4 key developer trends in 2015

In our 50+ page Developer Megatrends H1 2015 report, we highlight 4 key developer trends for 2015.

Developers escape from the app store. Revenue from app store sales or in-app advertising grew by 70% in one year, according to IDC and App Annie. Great news! Or is it? The truth is that [tweetable]the app store alone cannot sustain the mobile developer population[/tweetable]. 60%+ of developers are under the app poverty line and only 1 in 9 is in the safe zone. Most money in the app economy is not made from the app store, but from app-driven e-commerce. Selling offline goods and services via apps represents 71% of the app economy in 2015 – and it’s earned by only 9% of developers! Whether using apps as a channel (like Amazon), building a mobile-first business (like Uber) or using apps as a platform (like WeChat), e-commerce is winning app revenue model and will remain so for the foreseeable future.

Developers escape from consumer markets. There is another way to dodge the poverty trap: target enterprises. Only 20% of mobile developers target enterprises, but 46% of them makes over $10K per month, versus 19% for consumer-oriented developers. Making the jump to enterprise might be easier than it seems. There is substantial overlap in what consumer and enterprise app developers are working on. [tweetable]Many apps can be simply repositioned or repurposed to attract an enterprise audience rather than consumers[/tweetable]. We see a similar pattern among Internet of Things developers. Winning app and IoT developers will repurpose consumer technology and business models to solve the most important enterprise problems, and dodge the poverty trap by doing so.

Apps escape from screens. The app paradigm of bite-sized software is replicated outside of smartphones: it can be found on the watch, desktop, car, TV, browser, and in the home. The nature of apps is changing too. From yesterday’s traditional app like Angry Birds (where the value is delivered by the app itself), we’ve moved to the companion app. In Honeywell’s thermostat-controlling Lyric app, the value is in the device, and the app is just the remote control. [tweetable]The value in tomorrow’s apps will come from making sense of data[/tweetable]. Apps like Apple Health process triggers and signals across devices, sensors and APIs. As a consequence, data developers and data platforms will soon be king.

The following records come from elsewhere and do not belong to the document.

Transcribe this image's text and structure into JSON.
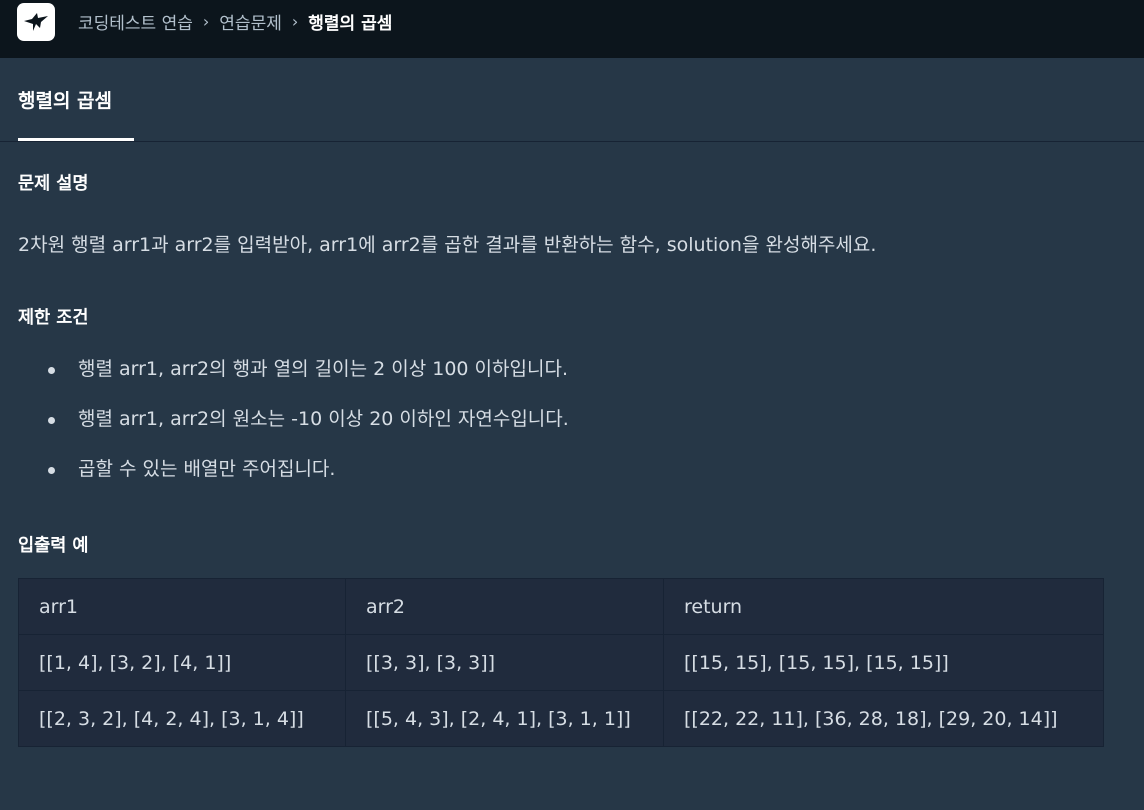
{
  "breadcrumb": {
    "items": [
      "코딩테스트 연습",
      "연습문제"
    ],
    "current": "행렬의 곱셈"
  },
  "tab": {
    "label": "행렬의 곱셈"
  },
  "problem": {
    "description_heading": "문제 설명",
    "description": "2차원 행렬 arr1과 arr2를 입력받아, arr1에 arr2를 곱한 결과를 반환하는 함수, solution을 완성해주세요.",
    "constraints_heading": "제한 조건",
    "constraints": [
      "행렬 arr1, arr2의 행과 열의 길이는 2 이상 100 이하입니다.",
      "행렬 arr1, arr2의 원소는 -10 이상 20 이하인 자연수입니다.",
      "곱할 수 있는 배열만 주어집니다."
    ],
    "examples_heading": "입출력 예"
  },
  "examples": {
    "headers": [
      "arr1",
      "arr2",
      "return"
    ],
    "rows": [
      [
        "[[1, 4], [3, 2], [4, 1]]",
        "[[3, 3], [3, 3]]",
        "[[15, 15], [15, 15], [15, 15]]"
      ],
      [
        "[[2, 3, 2], [4, 2, 4], [3, 1, 4]]",
        "[[5, 4, 3], [2, 4, 1], [3, 1, 1]]",
        "[[22, 22, 11], [36, 28, 18], [29, 20, 14]]"
      ]
    ]
  },
  "icons": {
    "logo": "programmers-bird-logo-icon",
    "separator": "chevron-right-icon"
  }
}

Platforms escape from mobile. What’s the future of mobile platforms, given the stalemate in platform wars and the evolution to data-centric apps that moves the focus away from mobile OS? Mobile ecosystems like Android and iOS move to the Internet of Things in force, fully leveraging their developer and user bases to gain traction fast across all major IoT verticals. Others like e-commerce players are following in their footsteps, attracting devs with distribution capability and engaged users. Here’s the billion dollar question then: [tweetable]will the network effects from mobile carry over to IoT[/tweetable]? Will the mobile platform duopoly be sustained in IoT? In the future, IoT device selection by consumers and enterprises will be determined by “will it work with my existing services and devices”. We predicted this as early as 2010. In the 2012 edition of the Megatrends report, we talked about the evolving meaning of convergence. From converged networks, to converged devices, to experience roaming. That prediction is now playing out in full.

Download the full Developer Megatrends H1 2015 here.